The Supreme Court previously blocked President Barack Obama’s Clean Power Plan in 2016, which similarly imposed regulations on the energy sector. The Trump administration then came up with a new policy that loosened restrictions on the industry, which the D.C. Circuit Court of Appealsoverturned last year, paving the way for the Biden administration to impose its own rule. Legal experts had expressed surprise that the 6-3 conservative Supreme Court took up the case even before the Biden administration had announced a plan for regulating the energy sector, which Harvard Law School professor Jody Freeman told CNN was “quite unprecedented.” The lawsuit is part of a broader effort on the right to dismantle the so-called administrative state and limit how much the executive branch can impose policies without Congress, Bloomberg notes, however, which may have made the 6-3 conservative court more amenable to taking up the case.
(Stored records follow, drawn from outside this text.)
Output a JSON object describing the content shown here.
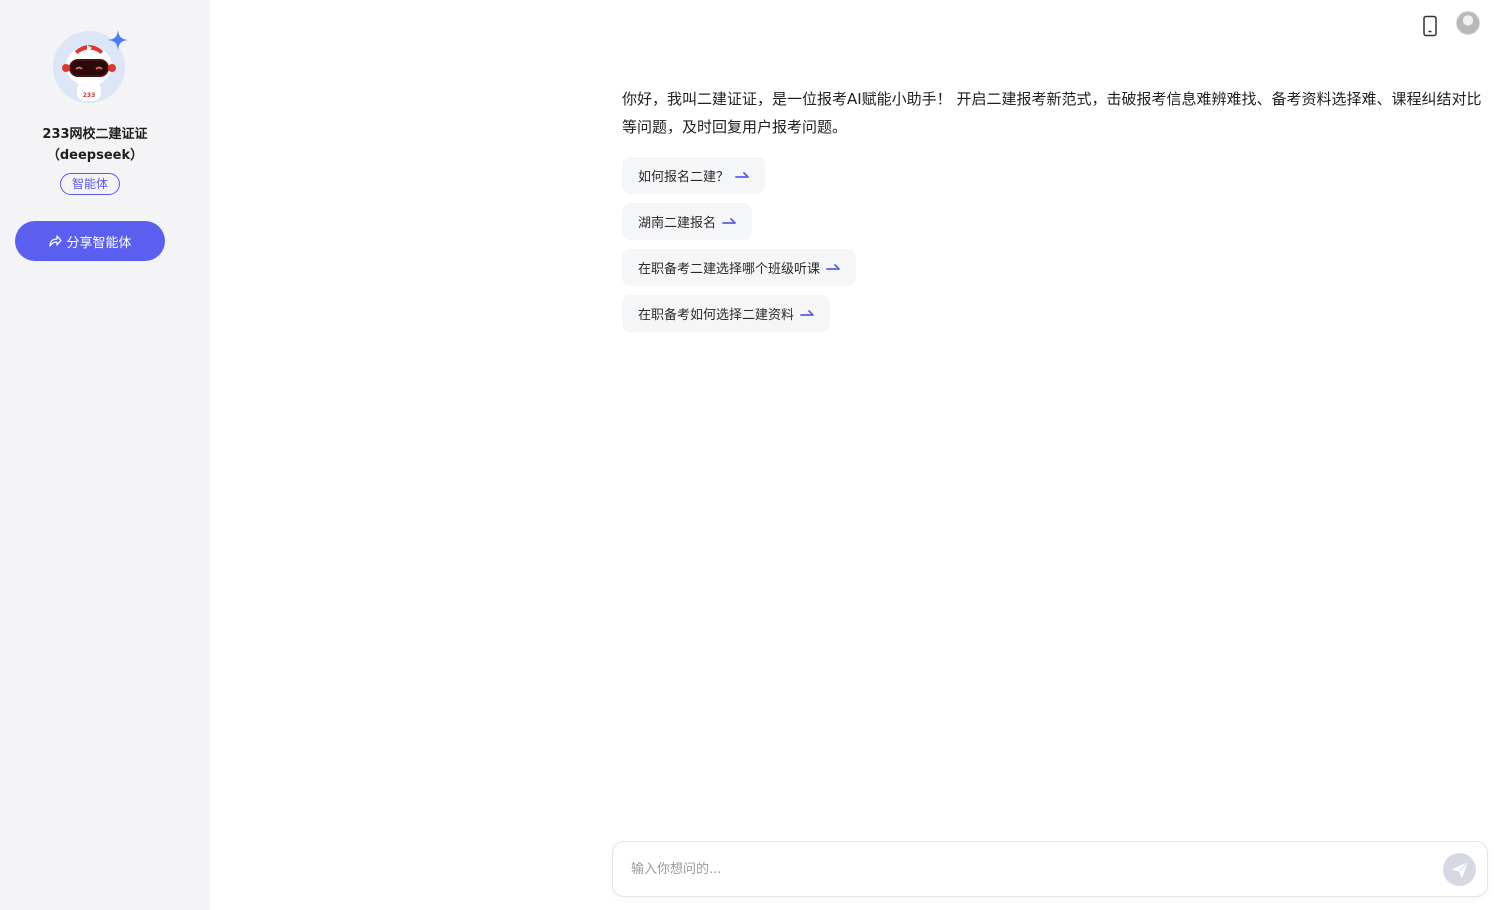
{
  "sidebar": {
    "agent_name_line1": "233网校二建证证",
    "agent_name_line2": "（deepseek）",
    "tag": "智能体",
    "share_label": "分享智能体",
    "avatar_badge_text": "233"
  },
  "main": {
    "intro": "你好，我叫二建证证，是一位报考AI赋能小助手！ 开启二建报考新范式，击破报考信息难辨难找、备考资料选择难、课程纠结对比等问题，及时回复用户报考问题。",
    "suggestions": [
      {
        "label": "如何报名二建？"
      },
      {
        "label": "湖南二建报名"
      },
      {
        "label": "在职备考二建选择哪个班级听课"
      },
      {
        "label": "在职备考如何选择二建资料"
      }
    ]
  },
  "input": {
    "placeholder": "输入你想问的..."
  },
  "colors": {
    "accent": "#5b5ff0",
    "sidebar_bg": "#f4f4f6",
    "chip_bg": "#f5f6f8"
  },
  "icons": {
    "share": "share-arrow-icon",
    "phone": "mobile-phone-icon",
    "send": "send-plane-icon",
    "chip_arrow": "arrow-right-icon",
    "sparkle": "sparkle-star-icon"
  }
}
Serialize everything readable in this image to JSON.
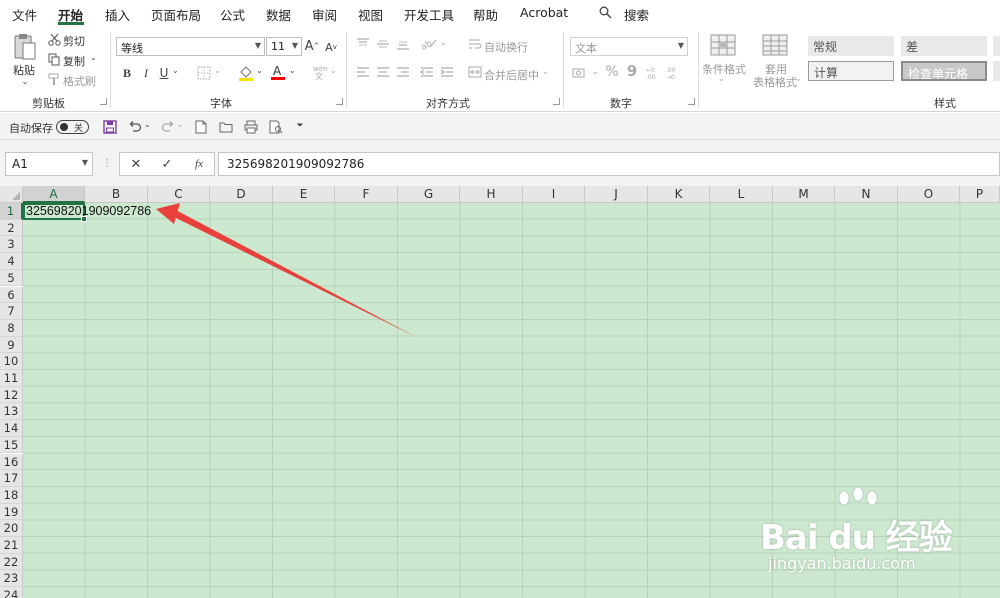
{
  "menu": {
    "tabs": [
      "文件",
      "开始",
      "插入",
      "页面布局",
      "公式",
      "数据",
      "审阅",
      "视图",
      "开发工具",
      "帮助",
      "Acrobat"
    ],
    "active_tab": "开始",
    "search_label": "搜索",
    "accent_color": "#217346"
  },
  "ribbon": {
    "clipboard": {
      "paste_label": "粘贴",
      "cut_label": "剪切",
      "copy_label": "复制",
      "format_painter_label": "格式刷",
      "group_label": "剪贴板"
    },
    "font": {
      "font_name": "等线",
      "font_size": "11",
      "bold": "B",
      "italic": "I",
      "underline": "U",
      "grow_font": "A",
      "shrink_font": "A",
      "group_label": "字体",
      "font_color": "#ff0000"
    },
    "alignment": {
      "wrap_text_label": "自动换行",
      "merge_center_label": "合并后居中",
      "group_label": "对齐方式"
    },
    "number": {
      "format_value": "文本",
      "percent": "%",
      "comma": "9",
      "group_label": "数字"
    },
    "styles": {
      "conditional_format_label": "条件格式",
      "table_format_label_1": "套用",
      "table_format_label_2": "表格格式",
      "cell_styles": [
        "常规",
        "差",
        "计算",
        "检查单元格"
      ],
      "group_label": "样式"
    }
  },
  "qat": {
    "autosave_label": "自动保存",
    "autosave_state": "关"
  },
  "formula_bar": {
    "name_box": "A1",
    "cancel": "✕",
    "enter": "✓",
    "fx": "fx",
    "content": "325698201909092786"
  },
  "sheet": {
    "columns": [
      "A",
      "B",
      "C",
      "D",
      "E",
      "F",
      "G",
      "H",
      "I",
      "J",
      "K",
      "L",
      "M",
      "N",
      "O",
      "P"
    ],
    "rows": [
      "1",
      "2",
      "3",
      "4",
      "5",
      "6",
      "7",
      "8",
      "9",
      "10",
      "11",
      "12",
      "13",
      "14",
      "15",
      "16",
      "17",
      "18",
      "19",
      "20",
      "21",
      "22",
      "23",
      "24"
    ],
    "cell_a1": "325698201909092786",
    "sheet_bg_color": "#cce8cf"
  },
  "annotation": {
    "arrow_color": "#e8413c"
  },
  "watermark": {
    "logo_text": "Bai du 经验",
    "url": "jingyan.baidu.com"
  }
}
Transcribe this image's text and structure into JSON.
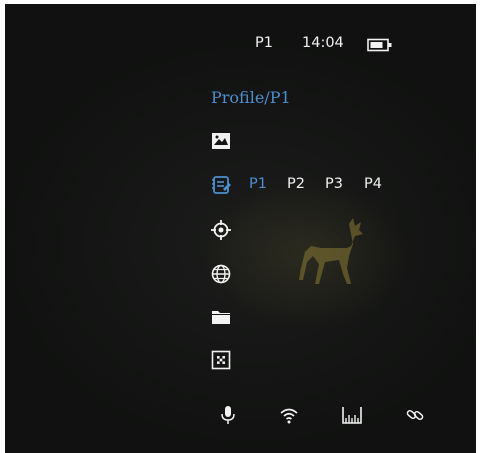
{
  "status_bar": {
    "profile": "P1",
    "time": "14:04",
    "battery_icon": "battery-icon"
  },
  "menu": {
    "title": "Profile/P1",
    "items": [
      {
        "icon": "image-icon"
      },
      {
        "icon": "profile-icon"
      },
      {
        "icon": "crosshair-icon"
      },
      {
        "icon": "globe-icon"
      },
      {
        "icon": "folder-icon"
      },
      {
        "icon": "pattern-icon"
      }
    ],
    "profile_options": [
      {
        "label": "P1",
        "selected": true
      },
      {
        "label": "P2",
        "selected": false
      },
      {
        "label": "P3",
        "selected": false
      },
      {
        "label": "P4",
        "selected": false
      }
    ]
  },
  "bottom_bar": {
    "icons": [
      "microphone-icon",
      "wifi-icon",
      "ruler-icon",
      "link-icon"
    ]
  },
  "colors": {
    "accent": "#4c8fcf",
    "text": "#f0f0f0",
    "background": "#131413"
  }
}
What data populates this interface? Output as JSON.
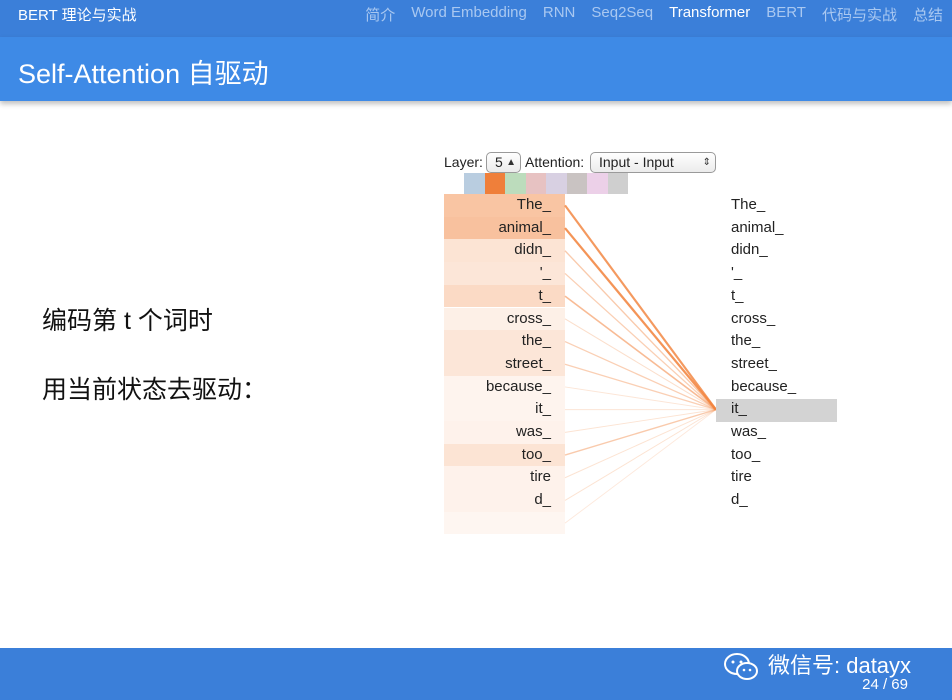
{
  "header": {
    "doc_title": "BERT 理论与实战",
    "nav": [
      {
        "label": "简介",
        "active": false
      },
      {
        "label": "Word Embedding",
        "active": false
      },
      {
        "label": "RNN",
        "active": false
      },
      {
        "label": "Seq2Seq",
        "active": false
      },
      {
        "label": "Transformer",
        "active": true
      },
      {
        "label": "BERT",
        "active": false
      },
      {
        "label": "代码与实战",
        "active": false
      },
      {
        "label": "总结",
        "active": false
      }
    ]
  },
  "frame_title": "Self-Attention 自驱动",
  "body": {
    "line1": "编码第 t 个词时",
    "line2": "用当前状态去驱动："
  },
  "viz": {
    "layer_label": "Layer:",
    "layer_value": "5",
    "attention_label": "Attention:",
    "attention_value": "Input - Input",
    "head_colors": [
      "#b9cde0",
      "#ef7f3a",
      "#bcdcbc",
      "#e7c2c2",
      "#d8d0e2",
      "#c9c3c2",
      "#ecd0e8",
      "#cfcfcf"
    ],
    "line_color": "#f2843e",
    "selected_right_index": 9,
    "tokens_left": [
      "The_",
      "animal_",
      "didn_",
      "'_",
      "t_",
      "cross_",
      "the_",
      "street_",
      "because_",
      "it_",
      "was_",
      "too_",
      "tire",
      "d_",
      ""
    ],
    "tokens_right": [
      "The_",
      "animal_",
      "didn_",
      "'_",
      "t_",
      "cross_",
      "the_",
      "street_",
      "because_",
      "it_",
      "was_",
      "too_",
      "tire",
      "d_"
    ],
    "weights": [
      0.85,
      0.9,
      0.35,
      0.3,
      0.5,
      0.15,
      0.3,
      0.3,
      0.08,
      0.08,
      0.1,
      0.35,
      0.1,
      0.1,
      0.05
    ]
  },
  "footer": {
    "watermark": "微信号: datayx",
    "page": "24 / 69"
  }
}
The Supreme Court has recently been repeatedly willing to rule against the executive branch in recent months, arguing the White House exceeded its authority by imposing such policies as the Biden administration’s vaccine-or-test mandate for private employers and the federal eviction moratorium.